Fig. 2 Crystal

Object of the Month: From Invalidenstrasse 110 to Adlershof. A house facade and the morphological model of an ideal crystal

Object of the Month 02/2024
Fig. 1 Crystal general view
Fig. 1 Crystal general view. Photo: Dr. Holm Kirmse
The model (see fig. 1) shows the ideal shape of a crystal. This is a combination of three crystal shapes that can be found in the cubic crystal system. The cube catches the eye first because of the size of the faces. In crystallography, it is called a hexahedron because it is bounded by six identical faces. The second form is a tetrahedron (bounded by 4 faces). The third shape is bounded by twelve identical faces and is called a rhombdodecahedron. The individual faces of the three shapes can be given indices. Miller’s indices correspond to the reciprocal values of the intersection points of a given face with the axes x, y and z: In the cubic crystal system these three axes are perpendicular to each other and are of equal length. In case of the rhombdodecahedron, an individual face always intersects two axes in the same ratio, while the third axis is not intersected. The axis intersections are therefore 1 : 1 : ∞. The reciprocal values are 1 : 1 : 0. If the axes are chosen accordingly, Miller indices (110) – say “one one oh” – are obtained for the face oriented towards the observer.
Arrangement of lattice planes inside a hexahedron and corresponding Miller indices. Source: Wikipedia - File: Miller Indices Ebenen.png - Created: 27 March 2006 (The original uploader was Noamik in the German Wikipedia) CC BY-SA 3.0
The mathematical consideration of the symmetry properties of crystals can not only be expressed in formulas, some people also see these shapes in completely different contexts. And that brings us to Invalidenstrasse 110: Before the Institute of Physics at Humboldt-Universität zu Berlin moved to its current location at Campus Adlershof in 2003, it was housed as the Institute of Physics and Electronics in the building Invalidenstrasse 110 at the junction with Chausseestrasse (see photo below right). The Institute of Crystallography with its research focus on crystal growth and crystal characterization was also part of the institute. The crystallography course was supported by an extensive teaching collection. Today, crystallography is part of the specialization in solid state physics in the Master’s degree course in physics. The crystallography teaching collection does further exist.
Fig. 2 Crystal
Fig. 2 (left): Identical polyhedron model seen from a different perspective. For guiding the eyes, the (110) face is highlighted. The face above exhibits an irregular hexagon. It belongs to the tetrahedron and is assigned by the Miller indices (111). For better imagination see the schematic drawings shown above depicting the arrangement of faces (100), (110), and (111). Photo: Dr. Holm Kirmse
Fig. 3 House facade Inv. 110
Fig. 3 (right): Facade of the institute building Invalidenstrasse 110. Photo: Oliver Zauzig
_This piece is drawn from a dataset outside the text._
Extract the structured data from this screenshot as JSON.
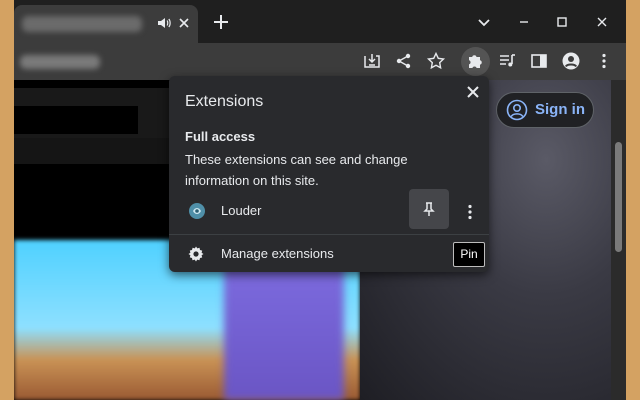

The facade of the former institute building with its faces parallel to Invalidenstrasse and Chausseestrasse exhibits a 45° cut off at the junction, creating an additional third face in which the main entrance is located. Whether intentional or not: if you lay the axis system along the edges of the building, then the Miller indices of this third face correspond exactly to the house number of the building. What now reads like one of the countless conspiracy stories is probably pure coincidence. It is well known that “one one oh” is also the telephone number of the police, physicists and chemists recognize the element Darmstadtium in it and as a binary system it plays an important role in computer science. And if you do recognize a connection between the ideal shape of a crystal and the facade of the building, it should be noted not only that the building was built in 1981 according to information from the Technical Department, but also that there was an inn called “Zum Kuhstall” at this address before 1920, at least according to research conducted by Foto Marburg.

In December 2023, the HU’s Technical Department handed over the property at Invalidenstrasse 110 to the Senate Department for Urban Development, Building and Housing for the upcoming conversion and refurbishment measures. These are planned to be carried out over the next five years.

Author: Dr. Holm Kirmse

Head of Crystallographic Teaching Collection
Newtonstrasse 15
12489 Berlin

Polyhedron model combination cube-tetrahedron-rhombic dodecahedron in “Sammlungen digital”:

Corner of Chausseestraße/Invalidenstraße in the Technical Department of the HU: and

Restaurant “Zum Kuhstall” in photo archive Foto Marburg: